The Rialto Bridge is the most famous of the four bridges that cross the Grand Canal. Head towards this 500 year-old monument in the evening when the city’s nightlife really comes into its own. Lined with arcades on either side, the bridge has beautiful views and is fantastic to see in the evening, with Venice’s twinkling lights glistening in the water.
Where to stay on your first night in Venice
Recommended activities for your first day in Venice
Day two in Venice
Recommended things to do and see on your second day in Venice
In the morning, head to the Piazza San Marco before the crowds arrive. Here you’ll find the Basilica di San Marco – the most famous church in the city. The beautiful domed building is known for its Italo-Byzantine architecture, opulent design and incredible gold mosaics, and you can visit it free of charge. Just outside you’ll also spot the slender Campanile di San Marco – the basilica’s bell tower and one of the piazza’s most recognisable landmarks.
Due to its trading history with the Arab world, Venice is actually where the tradition of coffee was born in Europe! So it’s no surprise that you’ll find a whole selection of famous cafés on this lagoon city. The most famous of all is Caffè Florian which dates back to 1720 and is known as the oldest coffeehouse in the world. It’s the perfect place to refuel with a midday coffee.
Finally, no trip to Venice is complete without a gondola ride. Find yourself a beautiful gondola that you love the look of and jump in for your own private tour of Venice from the water.

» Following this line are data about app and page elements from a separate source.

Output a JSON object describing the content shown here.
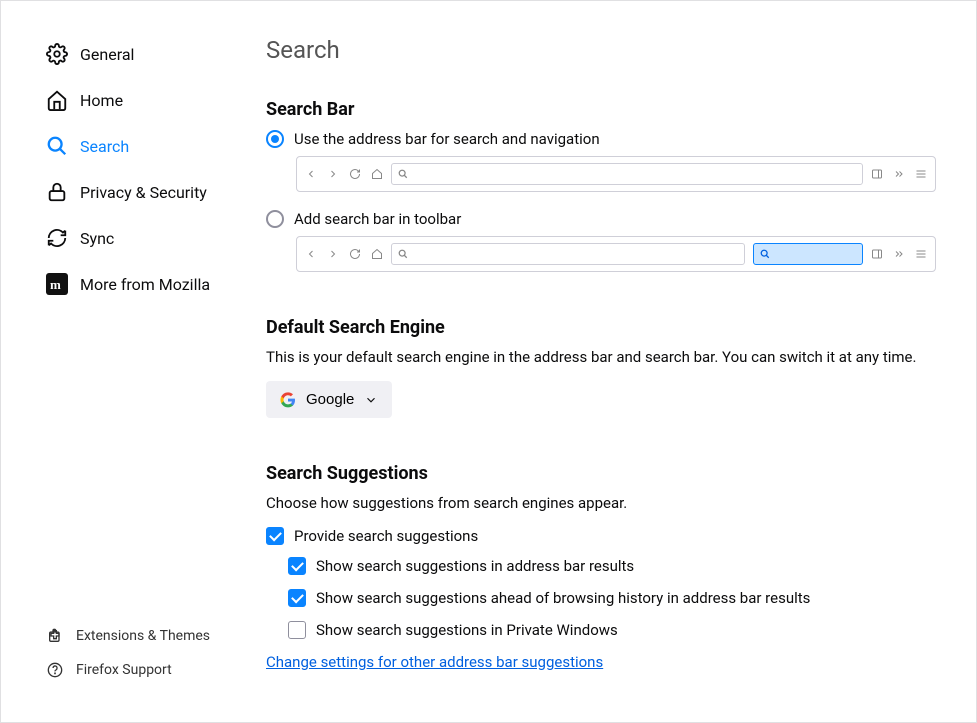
{
  "sidebar": {
    "items": {
      "general": "General",
      "home": "Home",
      "search": "Search",
      "privacy": "Privacy & Security",
      "sync": "Sync",
      "mozilla": "More from Mozilla"
    },
    "footer": {
      "extensions": "Extensions & Themes",
      "support": "Firefox Support"
    }
  },
  "page": {
    "title": "Search"
  },
  "search_bar": {
    "heading": "Search Bar",
    "option_address": "Use the address bar for search and navigation",
    "option_toolbar": "Add search bar in toolbar"
  },
  "default_engine": {
    "heading": "Default Search Engine",
    "desc": "This is your default search engine in the address bar and search bar. You can switch it at any time.",
    "selected": "Google"
  },
  "suggestions": {
    "heading": "Search Suggestions",
    "desc": "Choose how suggestions from search engines appear.",
    "provide": "Provide search suggestions",
    "addr_results": "Show search suggestions in address bar results",
    "ahead_history": "Show search suggestions ahead of browsing history in address bar results",
    "private": "Show search suggestions in Private Windows",
    "other_link": "Change settings for other address bar suggestions"
  }
}
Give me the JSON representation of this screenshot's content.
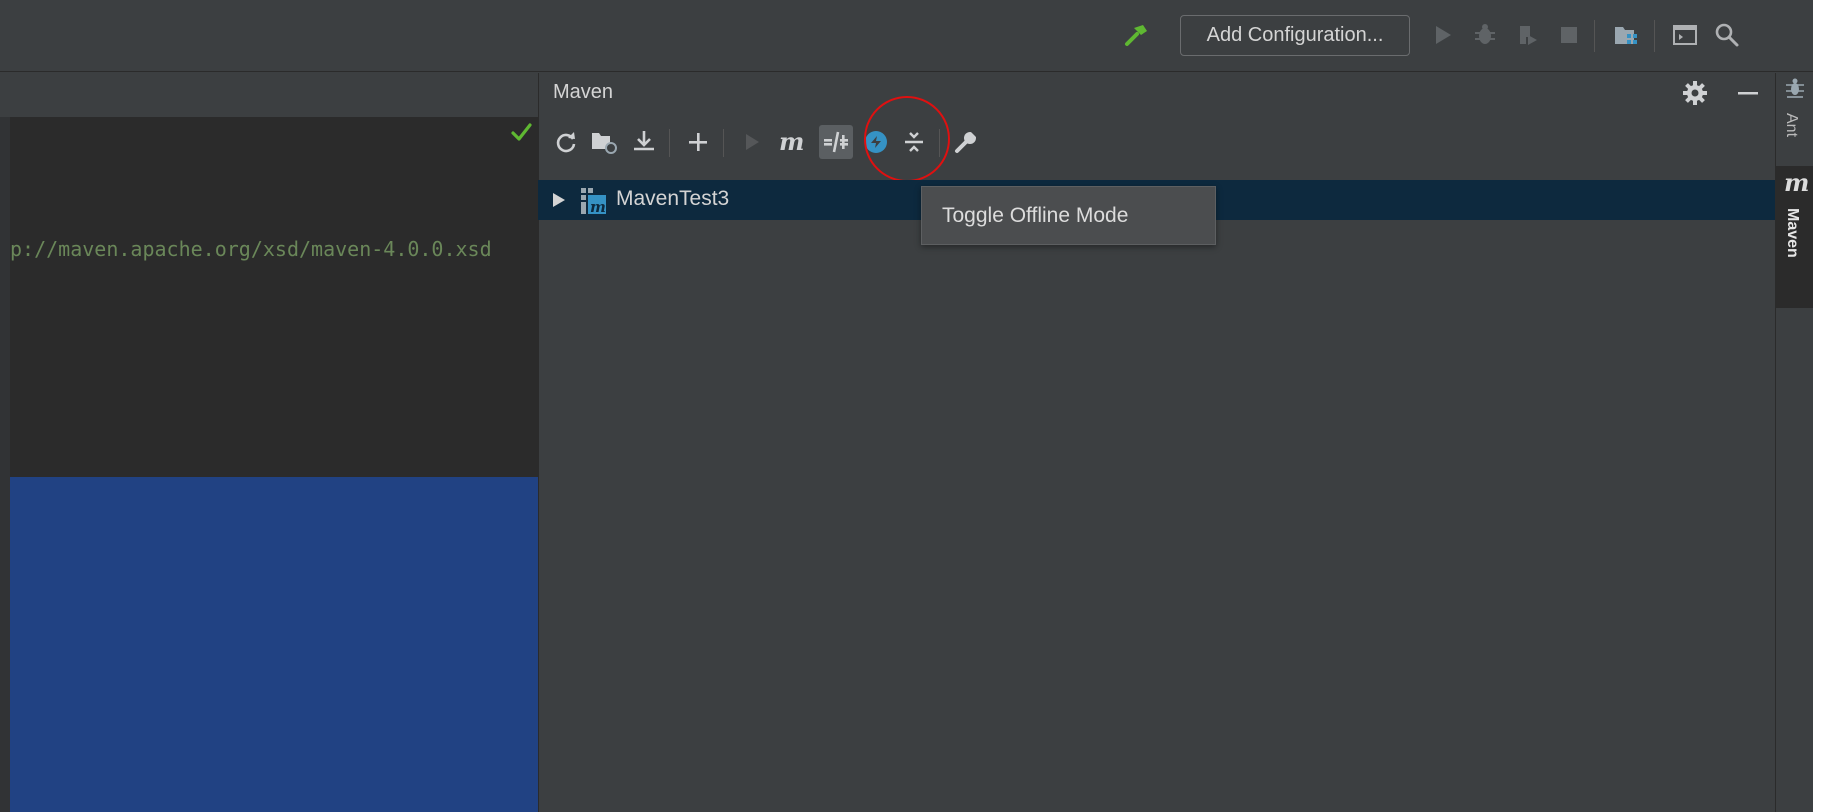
{
  "toolbar": {
    "add_configuration_label": "Add Configuration..."
  },
  "editor": {
    "code_line": "p://maven.apache.org/xsd/maven-4.0.0.xsd"
  },
  "maven_panel": {
    "title": "Maven",
    "project_name": "MavenTest3",
    "tooltip": "Toggle Offline Mode"
  },
  "right_strip": {
    "ant_label": "Ant",
    "maven_letter": "m",
    "maven_label": "Maven"
  },
  "colors": {
    "background": "#3c3f41",
    "editor_bg": "#2b2b2b",
    "selection_blue": "#214283",
    "tree_selection": "#0d293e",
    "highlight_circle": "#e01010",
    "string_green": "#6a8759",
    "build_hammer": "#4caf50",
    "run_disabled": "#5f6366"
  }
}
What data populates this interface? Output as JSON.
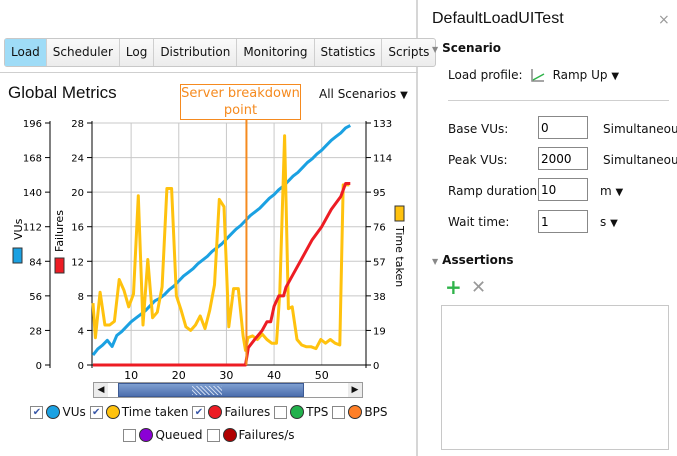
{
  "tabs": [
    {
      "label": "Load",
      "active": true
    },
    {
      "label": "Scheduler"
    },
    {
      "label": "Log"
    },
    {
      "label": "Distribution"
    },
    {
      "label": "Monitoring"
    },
    {
      "label": "Statistics"
    },
    {
      "label": "Scripts"
    }
  ],
  "metrics": {
    "title": "Global Metrics",
    "annotation": "Server breakdown point",
    "scenario_select": "All Scenarios"
  },
  "legend": [
    {
      "label": "VUs",
      "checked": true,
      "color": "#1ba1e2"
    },
    {
      "label": "Time taken",
      "checked": true,
      "color": "#ffc20e"
    },
    {
      "label": "Failures",
      "checked": true,
      "color": "#ed1c24"
    },
    {
      "label": "TPS",
      "checked": false,
      "color": "#22b14c"
    },
    {
      "label": "BPS",
      "checked": false,
      "color": "#ff7f27"
    },
    {
      "label": "Queued",
      "checked": false,
      "color": "#8b00d6"
    },
    {
      "label": "Failures/s",
      "checked": false,
      "color": "#b00000"
    }
  ],
  "chart_data": {
    "type": "line",
    "xlim": [
      2,
      59.5
    ],
    "x_ticks": [
      10,
      20,
      30,
      40,
      50
    ],
    "breakdown_x": 34.2,
    "axes": {
      "vus": {
        "label": "VUs",
        "ylim": [
          0,
          196
        ],
        "ticks": [
          0,
          28,
          56,
          84,
          112,
          140,
          168,
          196
        ],
        "color": "#1ba1e2"
      },
      "failures": {
        "label": "Failures",
        "ylim": [
          0,
          28
        ],
        "ticks": [
          0,
          4,
          8,
          12,
          16,
          20,
          24,
          28
        ],
        "color": "#ed1c24"
      },
      "time": {
        "label": "Time taken",
        "ylim": [
          0,
          133
        ],
        "ticks": [
          0,
          19,
          38,
          57,
          76,
          95,
          114,
          133
        ],
        "color": "#ffc20e"
      }
    },
    "series": [
      {
        "name": "VUs",
        "axis": "vus",
        "color": "#1ba1e2",
        "x": [
          2,
          3,
          4,
          5,
          6,
          7,
          8,
          9,
          10,
          11,
          12,
          13,
          14,
          15,
          16,
          17,
          18,
          19,
          20,
          21,
          22,
          23,
          24,
          25,
          26,
          27,
          28,
          29,
          30,
          31,
          32,
          33,
          34,
          35,
          36,
          37,
          38,
          39,
          40,
          41,
          42,
          43,
          44,
          45,
          46,
          47,
          48,
          49,
          50,
          51,
          52,
          53,
          54,
          55,
          56
        ],
        "y": [
          8,
          13,
          16,
          20,
          15,
          24,
          27,
          31,
          35,
          38,
          41,
          44,
          48,
          52,
          54,
          57,
          61,
          64,
          68,
          72,
          75,
          78,
          82,
          85,
          88,
          92,
          95,
          98,
          102,
          106,
          110,
          113,
          117,
          121,
          124,
          127,
          131,
          135,
          138,
          142,
          145,
          149,
          153,
          156,
          160,
          164,
          167,
          171,
          174,
          178,
          182,
          185,
          188,
          192,
          194
        ]
      },
      {
        "name": "Time taken",
        "axis": "time",
        "color": "#ffc20e",
        "x": [
          2,
          2.5,
          3.5,
          4.5,
          5.5,
          6.5,
          7.5,
          8.5,
          9.5,
          10.5,
          11.5,
          12.5,
          13.5,
          14.5,
          15.5,
          16.5,
          17.5,
          18.5,
          19.5,
          20.5,
          21.5,
          22.5,
          23.5,
          24.5,
          25.5,
          26.5,
          27.5,
          28.5,
          29.5,
          30.5,
          31.5,
          32.5,
          33.5,
          34,
          34.5,
          35.5,
          36.5,
          37.5,
          38.5,
          39.5,
          40.5,
          41.2,
          42.2,
          43,
          43.8,
          44.8,
          45.8,
          46.8,
          47.8,
          48.8,
          49.8,
          50.8,
          51.8,
          52.8,
          53.8,
          54.5,
          55.8
        ],
        "y": [
          34,
          15,
          40,
          22,
          22,
          24,
          47,
          41,
          32,
          39,
          93,
          22,
          58,
          26,
          29,
          43,
          97,
          97,
          38,
          30,
          21,
          19,
          22,
          27,
          20,
          30,
          44,
          91,
          87,
          21,
          42,
          42,
          16,
          8,
          15,
          16,
          14,
          17,
          14,
          12,
          12,
          40,
          126,
          31,
          32,
          14,
          11,
          10,
          10,
          9,
          14,
          12,
          14,
          12,
          11,
          99,
          99
        ]
      },
      {
        "name": "Failures",
        "axis": "failures",
        "color": "#ed1c24",
        "x": [
          2,
          34,
          34.6,
          36,
          37.5,
          38.5,
          39.3,
          40,
          41,
          42,
          42.5,
          44,
          46,
          48,
          50,
          52,
          54,
          55,
          56
        ],
        "y": [
          0,
          0,
          2,
          3,
          4,
          5,
          5,
          6.8,
          8,
          8,
          9,
          10.5,
          12.5,
          14.5,
          16,
          18,
          19.5,
          21,
          21
        ]
      }
    ]
  },
  "panel": {
    "title": "DefaultLoadUITest",
    "close": "×",
    "scenario_heading": "Scenario",
    "load_profile_label": "Load profile:",
    "load_profile_value": "Ramp Up",
    "base_vus_label": "Base VUs:",
    "base_vus_value": "0",
    "base_vus_unit": "Simultaneou",
    "peak_vus_label": "Peak VUs:",
    "peak_vus_value": "2000",
    "peak_vus_unit": "Simultaneou",
    "ramp_label": "Ramp duration:",
    "ramp_value": "10",
    "ramp_unit": "m",
    "wait_label": "Wait time:",
    "wait_value": "1",
    "wait_unit": "s",
    "assertions_heading": "Assertions",
    "add": "+",
    "remove": "✕"
  }
}
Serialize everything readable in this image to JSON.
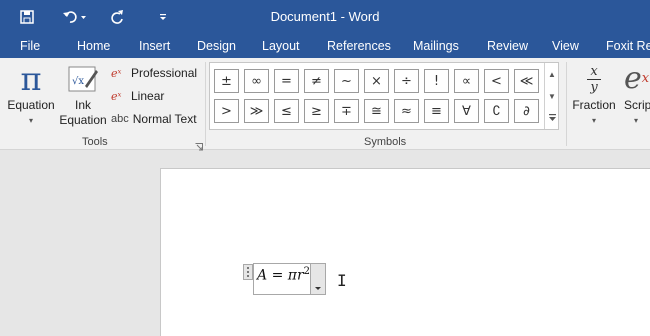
{
  "title": "Document1 - Word",
  "quick_access": {
    "save_icon": "save-icon",
    "undo_icon": "undo-icon",
    "redo_icon": "redo-icon",
    "customize_icon": "customize-qat-icon"
  },
  "tabs": [
    "File",
    "Home",
    "Insert",
    "Design",
    "Layout",
    "References",
    "Mailings",
    "Review",
    "View",
    "Foxit Re"
  ],
  "ribbon": {
    "tools": {
      "label": "Tools",
      "equation": {
        "icon": "π",
        "label": "Equation"
      },
      "ink_equation": {
        "label_line1": "Ink",
        "label_line2": "Equation"
      },
      "professional": "Professional",
      "linear": "Linear",
      "normal_text": "Normal Text",
      "normal_text_icon": "abc"
    },
    "symbols": {
      "label": "Symbols",
      "row1": [
        "±",
        "∞",
        "=",
        "≠",
        "~",
        "×",
        "÷",
        "!",
        "∝",
        "<",
        "≪"
      ],
      "row2": [
        ">",
        "≫",
        "≤",
        "≥",
        "∓",
        "≅",
        "≈",
        "≡",
        "∀",
        "∁",
        "∂"
      ]
    },
    "structures": {
      "fraction": {
        "label": "Fraction",
        "num": "x",
        "den": "y"
      },
      "script": {
        "label": "Scrip",
        "glyph": "e"
      }
    }
  },
  "document": {
    "equation_lhs": "A",
    "equation_eq": " = ",
    "equation_rhs": "πr",
    "equation_exp": "2"
  },
  "colors": {
    "title_bar": "#2b579a",
    "ribbon": "#f1f1f1",
    "canvas": "#e6e6e6"
  }
}
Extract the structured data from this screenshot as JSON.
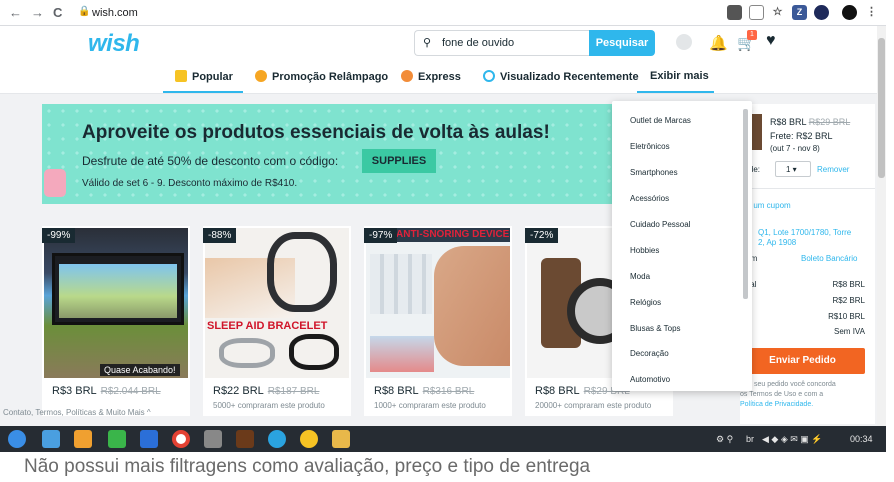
{
  "browser": {
    "url": "wish.com",
    "back_icon": "←",
    "forward_icon": "→",
    "reload_icon": "C",
    "ext_z": "Z"
  },
  "header": {
    "logo": "wish",
    "search_value": "fone de ouvido",
    "search_button": "Pesquisar",
    "cart_count": "1",
    "tabs": [
      {
        "label": "Popular"
      },
      {
        "label": "Promoção Relâmpago"
      },
      {
        "label": "Express"
      },
      {
        "label": "Visualizado Recentemente"
      },
      {
        "label": "Exibir mais"
      }
    ]
  },
  "banner": {
    "title": "Aproveite os produtos essenciais de volta às aulas!",
    "subtitle": "Desfrute de até 50% de desconto com o código:",
    "code": "SUPPLIES",
    "valid": "Válido de set 6 - 9. Desconto máximo de R$410."
  },
  "products": [
    {
      "discount": "-99%",
      "price": "R$3 BRL",
      "old_price": "R$2.044 BRL",
      "sold": "",
      "overlay": "Quase Acabando!"
    },
    {
      "discount": "-88%",
      "price": "R$22 BRL",
      "old_price": "R$187 BRL",
      "sold": "5000+ compraram este produto",
      "overlay": "SLEEP AID BRACELET"
    },
    {
      "discount": "-97%",
      "price": "R$8 BRL",
      "old_price": "R$316 BRL",
      "sold": "1000+ compraram este produto",
      "overlay": "ANTI-SNORING DEVICE"
    },
    {
      "discount": "-72%",
      "price": "R$8 BRL",
      "old_price": "R$29 BRL",
      "sold": "20000+ compraram este produto",
      "overlay": ""
    }
  ],
  "dropdown": {
    "items": [
      "Outlet de Marcas",
      "Eletrônicos",
      "Smartphones",
      "Acessórios",
      "Cuidado Pessoal",
      "Hobbies",
      "Moda",
      "Relógios",
      "Blusas & Tops",
      "Decoração",
      "Automotivo"
    ]
  },
  "cart_panel": {
    "price": "R$8 BRL",
    "old_price": "R$29 BRL",
    "shipping": "Frete: R$2 BRL",
    "delivery": "(out 7 - nov 8)",
    "qty_label": "dade:",
    "qty_value": "1",
    "remove": "Remover",
    "coupon": "car um cupom",
    "address_1": "Q1, Lote 1700/1780, Torre",
    "address_2": "2, Ap 1908",
    "payment_prefix": ".com",
    "payment": "Boleto Bancário",
    "total_label": "tal",
    "rows": [
      "R$8 BRL",
      "R$2 BRL",
      "R$10 BRL",
      "Sem IVA"
    ],
    "send_button": "Enviar Pedido",
    "terms_1": "ar o seu pedido você concorda",
    "terms_2": "os Termos de Uso e com a",
    "terms_3": "Política de Privacidade."
  },
  "footer_link": "Contato, Termos, Políticas & Muito Mais ^",
  "taskbar": {
    "lang": "br",
    "clock": "00:34"
  },
  "caption": "Não possui mais filtragens como avaliação, preço e tipo de entrega",
  "colors": {
    "brand": "#2fb7ec",
    "banner_bg": "#7fe3cf",
    "code_bg": "#3bc9a3",
    "send_button": "#f26522",
    "taskbar": "#262c33"
  }
}
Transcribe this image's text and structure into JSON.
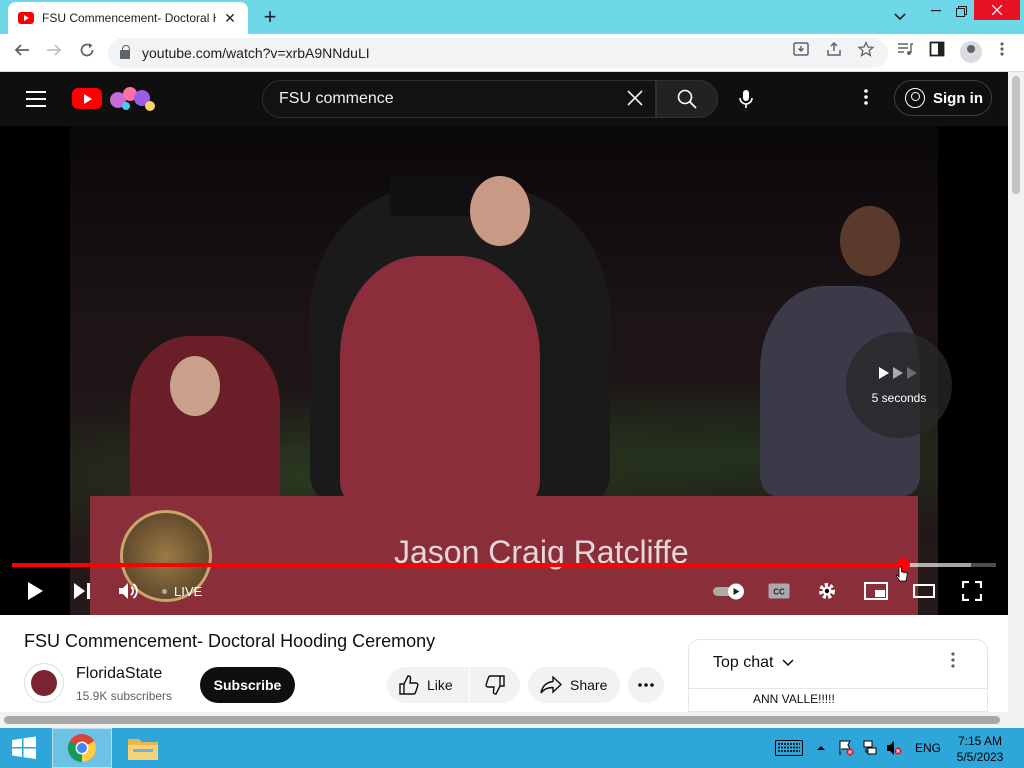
{
  "browser": {
    "tab_title": "FSU Commencement- Doctoral Hooding Ceremony - YouTube",
    "tab_close": "✕",
    "new_tab": "+",
    "url": "youtube.com/watch?v=xrbA9NNduLI"
  },
  "masthead": {
    "search_value": "FSU commence",
    "search_placeholder": "Search",
    "signin_label": "Sign in"
  },
  "player": {
    "banner_name": "Jason Craig Ratcliffe",
    "skip_text": "5 seconds",
    "live_label": "LIVE",
    "progress_played": 0.905,
    "progress_buffered": 0.975
  },
  "video": {
    "title": "FSU Commencement- Doctoral Hooding Ceremony",
    "channel_name": "FloridaState",
    "subscribers": "15.9K subscribers",
    "subscribe_label": "Subscribe",
    "like_label": "Like",
    "share_label": "Share"
  },
  "chat": {
    "header": "Top chat",
    "message": "ANN VALLE!!!!!"
  },
  "taskbar": {
    "language": "ENG",
    "time": "7:15 AM",
    "date": "5/5/2023"
  },
  "colors": {
    "accent_red": "#ff0000",
    "tabstrip": "#6fd8e8",
    "taskbar": "#2ea6d9"
  }
}
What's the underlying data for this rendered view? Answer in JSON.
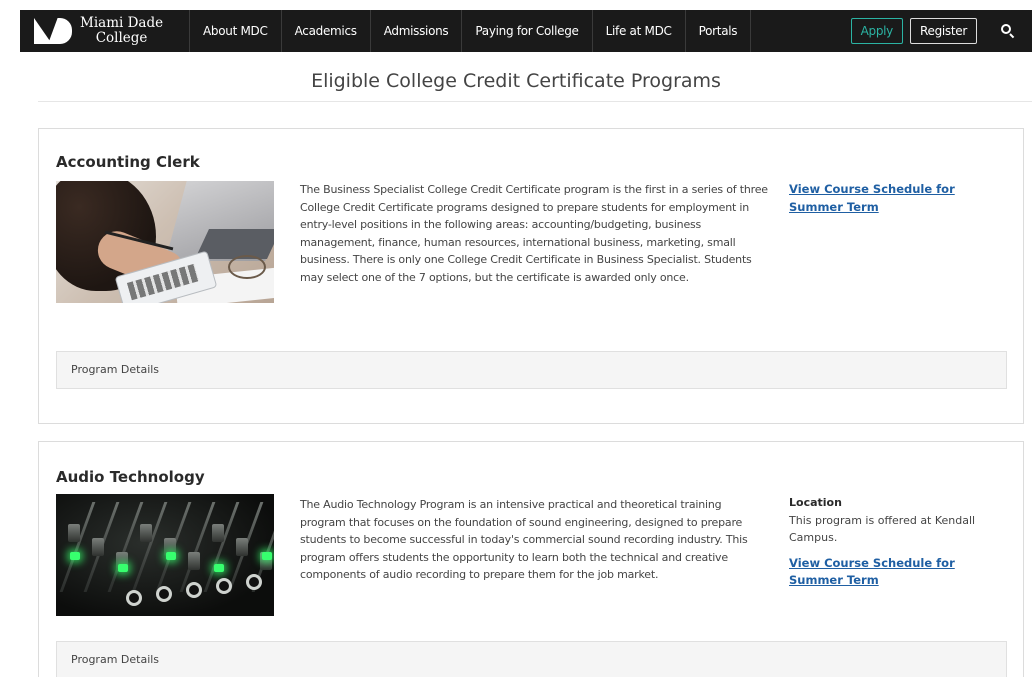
{
  "nav": {
    "logo_line1": "Miami Dade",
    "logo_line2": "College",
    "items": [
      {
        "label": "About MDC"
      },
      {
        "label": "Academics"
      },
      {
        "label": "Admissions"
      },
      {
        "label": "Paying for College"
      },
      {
        "label": "Life at MDC"
      },
      {
        "label": "Portals"
      }
    ],
    "apply_label": "Apply",
    "register_label": "Register",
    "search_icon": "search-icon",
    "accent_color": "#2bb3a3",
    "background_color": "#1a1a1a"
  },
  "page": {
    "title": "Eligible College Credit Certificate Programs"
  },
  "programs": [
    {
      "title": "Accounting Clerk",
      "description": "The Business Specialist College Credit Certificate program is the first in a series of three College Credit Certificate programs designed to prepare students for employment in entry-level positions in the following areas: accounting/budgeting, business management, finance, human resources, international business, marketing, small business. There is only one College Credit Certificate in Business Specialist. Students may select one of the 7 options, but the certificate is awarded only once.",
      "schedule_link": "View Course Schedule for Summer Term",
      "details_label": "Program Details"
    },
    {
      "title": "Audio Technology",
      "description": "The Audio Technology Program is an intensive practical and theoretical training program that focuses on the foundation of sound engineering, designed to prepare students to become successful in today's commercial sound recording industry. This program offers students the opportunity to learn both the technical and creative components of audio recording to prepare them for the job market.",
      "location_heading": "Location",
      "location_text": "This program is offered at Kendall Campus.",
      "schedule_link": "View Course Schedule for Summer Term",
      "details_label": "Program Details"
    }
  ],
  "colors": {
    "link": "#1f5fa3",
    "details_bg": "#f5f5f5"
  }
}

For the romantics out there – time your trip right around sunset for the most beautiful views of Venice and the Grand Canal!